_DESCRIPTION OF THE TASK_
Check each line of the data, and copy those where "theme" appears.

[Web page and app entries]

-- Opening Marker --

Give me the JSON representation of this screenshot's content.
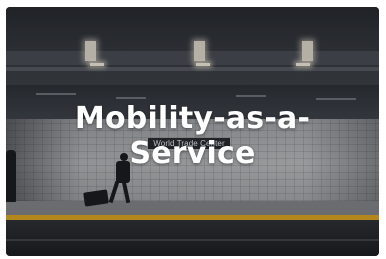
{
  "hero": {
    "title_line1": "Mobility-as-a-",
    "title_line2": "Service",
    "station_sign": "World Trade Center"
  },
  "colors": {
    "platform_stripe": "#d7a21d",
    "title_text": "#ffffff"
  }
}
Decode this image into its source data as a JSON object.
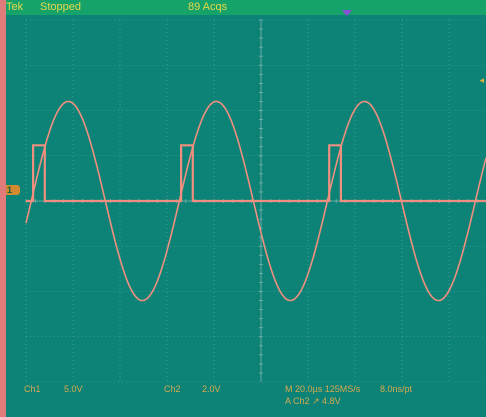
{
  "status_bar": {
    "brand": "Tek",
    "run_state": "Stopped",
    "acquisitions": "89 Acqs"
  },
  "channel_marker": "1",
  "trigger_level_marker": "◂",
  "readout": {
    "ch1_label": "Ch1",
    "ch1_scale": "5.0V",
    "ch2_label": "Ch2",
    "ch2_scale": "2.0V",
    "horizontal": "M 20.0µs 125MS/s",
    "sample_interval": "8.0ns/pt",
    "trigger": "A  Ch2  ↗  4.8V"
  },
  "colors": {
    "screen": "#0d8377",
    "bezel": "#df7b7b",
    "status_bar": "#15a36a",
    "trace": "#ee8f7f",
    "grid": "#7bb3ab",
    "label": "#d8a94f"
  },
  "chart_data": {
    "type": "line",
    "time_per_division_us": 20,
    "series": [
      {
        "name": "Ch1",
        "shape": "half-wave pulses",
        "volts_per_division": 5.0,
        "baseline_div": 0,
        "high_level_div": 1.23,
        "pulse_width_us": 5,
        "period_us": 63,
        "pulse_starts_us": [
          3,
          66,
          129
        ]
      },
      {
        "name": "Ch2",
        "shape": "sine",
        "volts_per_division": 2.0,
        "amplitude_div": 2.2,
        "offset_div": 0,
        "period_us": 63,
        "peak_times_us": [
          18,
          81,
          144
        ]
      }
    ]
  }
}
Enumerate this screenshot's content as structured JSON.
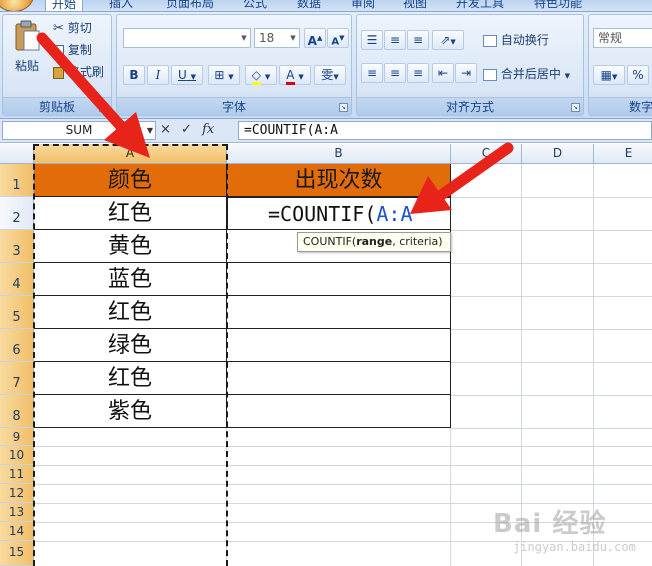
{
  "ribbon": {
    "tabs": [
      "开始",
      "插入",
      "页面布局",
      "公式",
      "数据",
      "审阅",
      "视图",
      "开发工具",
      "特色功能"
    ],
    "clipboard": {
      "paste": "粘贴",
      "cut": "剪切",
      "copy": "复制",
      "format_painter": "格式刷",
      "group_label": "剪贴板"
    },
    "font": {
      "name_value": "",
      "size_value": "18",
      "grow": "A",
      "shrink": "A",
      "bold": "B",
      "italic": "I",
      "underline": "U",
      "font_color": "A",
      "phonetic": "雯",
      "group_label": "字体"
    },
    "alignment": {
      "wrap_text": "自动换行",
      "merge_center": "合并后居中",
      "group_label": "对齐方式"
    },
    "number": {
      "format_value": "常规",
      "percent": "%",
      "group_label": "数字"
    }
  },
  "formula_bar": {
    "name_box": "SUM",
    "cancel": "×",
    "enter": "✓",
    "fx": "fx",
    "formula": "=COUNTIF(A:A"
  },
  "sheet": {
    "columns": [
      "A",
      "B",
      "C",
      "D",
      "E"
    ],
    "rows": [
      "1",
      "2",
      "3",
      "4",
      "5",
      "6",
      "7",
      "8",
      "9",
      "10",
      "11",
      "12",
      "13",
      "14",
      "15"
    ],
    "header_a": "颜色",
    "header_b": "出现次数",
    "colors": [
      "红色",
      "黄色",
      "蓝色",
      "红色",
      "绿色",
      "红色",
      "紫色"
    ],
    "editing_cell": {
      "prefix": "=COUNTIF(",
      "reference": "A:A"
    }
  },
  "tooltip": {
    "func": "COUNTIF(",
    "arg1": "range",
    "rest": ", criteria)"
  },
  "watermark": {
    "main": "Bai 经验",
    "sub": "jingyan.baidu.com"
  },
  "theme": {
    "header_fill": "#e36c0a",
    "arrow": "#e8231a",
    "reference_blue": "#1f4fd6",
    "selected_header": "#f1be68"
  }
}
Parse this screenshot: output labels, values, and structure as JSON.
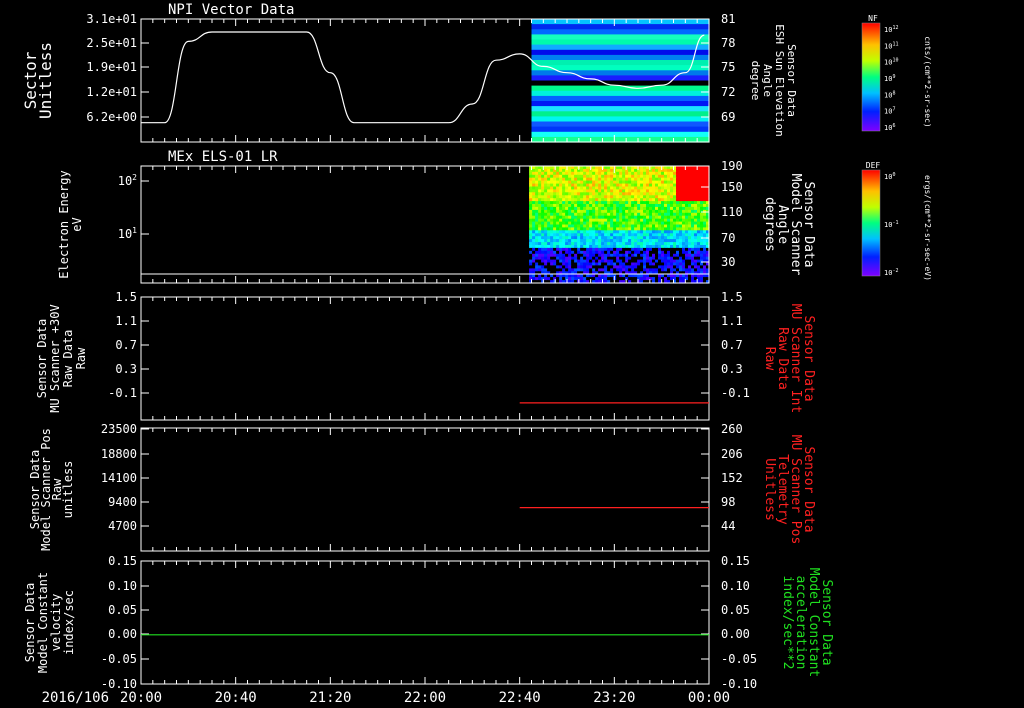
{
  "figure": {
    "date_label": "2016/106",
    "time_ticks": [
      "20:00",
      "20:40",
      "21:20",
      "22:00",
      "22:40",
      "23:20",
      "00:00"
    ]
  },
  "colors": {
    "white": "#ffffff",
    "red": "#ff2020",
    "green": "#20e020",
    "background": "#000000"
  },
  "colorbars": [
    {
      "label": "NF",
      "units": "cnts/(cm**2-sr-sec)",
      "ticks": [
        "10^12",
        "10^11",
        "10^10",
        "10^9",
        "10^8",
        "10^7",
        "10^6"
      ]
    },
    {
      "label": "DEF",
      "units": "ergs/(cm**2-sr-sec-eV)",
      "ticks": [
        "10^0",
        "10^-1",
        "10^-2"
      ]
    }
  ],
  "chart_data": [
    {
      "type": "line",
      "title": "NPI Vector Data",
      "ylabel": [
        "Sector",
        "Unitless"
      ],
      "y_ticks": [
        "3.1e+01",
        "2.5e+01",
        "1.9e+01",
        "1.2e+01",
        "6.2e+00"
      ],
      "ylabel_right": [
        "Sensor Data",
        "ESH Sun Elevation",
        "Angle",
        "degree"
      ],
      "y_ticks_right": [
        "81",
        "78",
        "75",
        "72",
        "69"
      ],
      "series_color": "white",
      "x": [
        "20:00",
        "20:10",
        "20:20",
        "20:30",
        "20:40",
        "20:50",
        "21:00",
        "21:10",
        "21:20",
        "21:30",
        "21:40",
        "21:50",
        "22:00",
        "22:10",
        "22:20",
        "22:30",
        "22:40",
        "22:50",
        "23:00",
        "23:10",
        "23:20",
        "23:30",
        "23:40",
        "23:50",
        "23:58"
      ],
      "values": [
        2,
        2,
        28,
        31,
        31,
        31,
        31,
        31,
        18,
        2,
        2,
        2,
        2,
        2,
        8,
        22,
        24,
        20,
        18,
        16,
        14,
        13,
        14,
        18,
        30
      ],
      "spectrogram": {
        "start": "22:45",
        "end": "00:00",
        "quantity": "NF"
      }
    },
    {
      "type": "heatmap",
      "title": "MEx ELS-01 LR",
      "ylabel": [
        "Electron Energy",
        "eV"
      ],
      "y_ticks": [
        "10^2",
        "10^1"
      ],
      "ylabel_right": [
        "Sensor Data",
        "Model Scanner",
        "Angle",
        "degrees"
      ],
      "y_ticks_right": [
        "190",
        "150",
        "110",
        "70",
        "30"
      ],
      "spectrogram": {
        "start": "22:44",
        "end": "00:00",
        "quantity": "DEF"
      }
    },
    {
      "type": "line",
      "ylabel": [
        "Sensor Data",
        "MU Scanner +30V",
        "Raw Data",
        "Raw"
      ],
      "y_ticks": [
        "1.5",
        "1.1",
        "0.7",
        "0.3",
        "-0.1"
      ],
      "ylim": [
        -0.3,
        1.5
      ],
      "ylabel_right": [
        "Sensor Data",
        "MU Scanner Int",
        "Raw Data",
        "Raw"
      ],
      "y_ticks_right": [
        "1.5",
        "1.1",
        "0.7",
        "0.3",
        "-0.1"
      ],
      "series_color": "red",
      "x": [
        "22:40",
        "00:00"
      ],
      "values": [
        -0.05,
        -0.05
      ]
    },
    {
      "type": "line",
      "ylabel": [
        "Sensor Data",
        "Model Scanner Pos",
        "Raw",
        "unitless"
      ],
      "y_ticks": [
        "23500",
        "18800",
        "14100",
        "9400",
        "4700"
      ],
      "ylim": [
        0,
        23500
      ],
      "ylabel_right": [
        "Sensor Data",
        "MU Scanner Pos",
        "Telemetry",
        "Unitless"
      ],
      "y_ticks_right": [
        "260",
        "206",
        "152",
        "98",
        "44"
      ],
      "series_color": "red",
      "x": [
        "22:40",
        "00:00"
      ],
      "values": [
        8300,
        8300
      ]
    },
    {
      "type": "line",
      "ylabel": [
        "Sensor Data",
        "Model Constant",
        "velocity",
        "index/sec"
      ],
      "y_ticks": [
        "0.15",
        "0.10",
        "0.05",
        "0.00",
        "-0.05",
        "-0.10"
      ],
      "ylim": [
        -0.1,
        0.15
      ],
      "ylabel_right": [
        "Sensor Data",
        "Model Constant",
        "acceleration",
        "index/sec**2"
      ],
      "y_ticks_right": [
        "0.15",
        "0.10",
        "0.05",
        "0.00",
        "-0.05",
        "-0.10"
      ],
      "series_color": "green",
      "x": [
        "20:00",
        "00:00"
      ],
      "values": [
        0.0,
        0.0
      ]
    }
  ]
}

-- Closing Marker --
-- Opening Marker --

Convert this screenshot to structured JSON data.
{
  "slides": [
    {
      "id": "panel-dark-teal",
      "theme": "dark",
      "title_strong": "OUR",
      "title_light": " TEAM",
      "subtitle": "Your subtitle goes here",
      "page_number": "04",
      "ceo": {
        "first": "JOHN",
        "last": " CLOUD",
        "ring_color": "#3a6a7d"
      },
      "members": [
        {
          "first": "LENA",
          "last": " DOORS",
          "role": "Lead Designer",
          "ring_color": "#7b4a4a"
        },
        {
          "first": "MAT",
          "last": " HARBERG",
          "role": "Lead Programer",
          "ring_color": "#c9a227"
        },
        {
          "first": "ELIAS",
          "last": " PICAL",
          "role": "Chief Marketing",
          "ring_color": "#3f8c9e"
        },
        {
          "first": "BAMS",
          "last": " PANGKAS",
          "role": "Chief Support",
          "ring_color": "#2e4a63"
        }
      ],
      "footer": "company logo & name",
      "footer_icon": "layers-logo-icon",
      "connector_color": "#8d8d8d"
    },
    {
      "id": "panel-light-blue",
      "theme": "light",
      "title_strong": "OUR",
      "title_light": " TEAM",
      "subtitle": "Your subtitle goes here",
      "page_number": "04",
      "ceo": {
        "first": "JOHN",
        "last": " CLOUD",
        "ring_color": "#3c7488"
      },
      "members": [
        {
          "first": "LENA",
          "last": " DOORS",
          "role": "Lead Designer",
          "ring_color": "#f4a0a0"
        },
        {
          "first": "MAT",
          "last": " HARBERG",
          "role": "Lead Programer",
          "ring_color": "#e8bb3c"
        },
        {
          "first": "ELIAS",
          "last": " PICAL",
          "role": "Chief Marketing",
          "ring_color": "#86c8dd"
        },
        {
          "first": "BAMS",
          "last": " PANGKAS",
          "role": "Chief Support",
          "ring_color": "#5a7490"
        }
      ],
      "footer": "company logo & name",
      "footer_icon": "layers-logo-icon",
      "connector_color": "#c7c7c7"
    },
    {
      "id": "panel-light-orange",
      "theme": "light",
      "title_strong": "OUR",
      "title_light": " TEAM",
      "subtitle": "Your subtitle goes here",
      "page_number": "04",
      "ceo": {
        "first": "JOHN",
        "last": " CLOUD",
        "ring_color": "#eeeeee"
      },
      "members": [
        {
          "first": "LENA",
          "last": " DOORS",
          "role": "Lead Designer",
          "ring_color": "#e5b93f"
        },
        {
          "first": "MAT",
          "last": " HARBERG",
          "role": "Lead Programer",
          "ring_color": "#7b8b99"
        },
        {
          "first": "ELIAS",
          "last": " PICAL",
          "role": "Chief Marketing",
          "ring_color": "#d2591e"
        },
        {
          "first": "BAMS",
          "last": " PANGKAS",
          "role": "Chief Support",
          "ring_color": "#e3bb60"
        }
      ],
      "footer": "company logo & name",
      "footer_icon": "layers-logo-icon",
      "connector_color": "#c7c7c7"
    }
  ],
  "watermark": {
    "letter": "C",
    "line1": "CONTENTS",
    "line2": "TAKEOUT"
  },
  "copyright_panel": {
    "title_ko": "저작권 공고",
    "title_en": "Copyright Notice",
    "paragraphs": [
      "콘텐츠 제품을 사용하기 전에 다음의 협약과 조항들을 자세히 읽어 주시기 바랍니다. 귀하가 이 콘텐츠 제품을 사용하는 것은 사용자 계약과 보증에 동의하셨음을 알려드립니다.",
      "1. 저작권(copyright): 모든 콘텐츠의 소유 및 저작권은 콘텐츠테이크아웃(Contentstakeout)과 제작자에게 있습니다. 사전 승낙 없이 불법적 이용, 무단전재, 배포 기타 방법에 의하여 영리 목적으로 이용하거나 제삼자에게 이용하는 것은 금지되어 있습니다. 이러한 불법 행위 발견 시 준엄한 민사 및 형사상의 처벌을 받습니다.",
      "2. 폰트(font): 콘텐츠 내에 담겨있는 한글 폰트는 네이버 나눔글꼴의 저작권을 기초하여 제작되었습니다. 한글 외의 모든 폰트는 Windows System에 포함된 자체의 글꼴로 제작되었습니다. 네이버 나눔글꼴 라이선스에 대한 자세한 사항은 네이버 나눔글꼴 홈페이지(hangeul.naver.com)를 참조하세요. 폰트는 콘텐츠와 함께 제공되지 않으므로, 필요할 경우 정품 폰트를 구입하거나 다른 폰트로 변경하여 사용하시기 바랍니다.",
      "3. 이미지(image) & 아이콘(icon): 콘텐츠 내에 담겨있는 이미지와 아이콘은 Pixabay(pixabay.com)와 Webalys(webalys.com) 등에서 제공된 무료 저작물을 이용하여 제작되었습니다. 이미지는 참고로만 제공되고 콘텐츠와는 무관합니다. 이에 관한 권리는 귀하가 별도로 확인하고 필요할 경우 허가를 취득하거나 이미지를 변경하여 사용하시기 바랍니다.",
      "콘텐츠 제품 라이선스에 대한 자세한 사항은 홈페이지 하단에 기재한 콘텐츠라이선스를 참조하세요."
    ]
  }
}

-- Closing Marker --

_ANSWER SPACE_
  "theme": {
      "theme": "dark",
      "theme": "light",
      "theme": "light",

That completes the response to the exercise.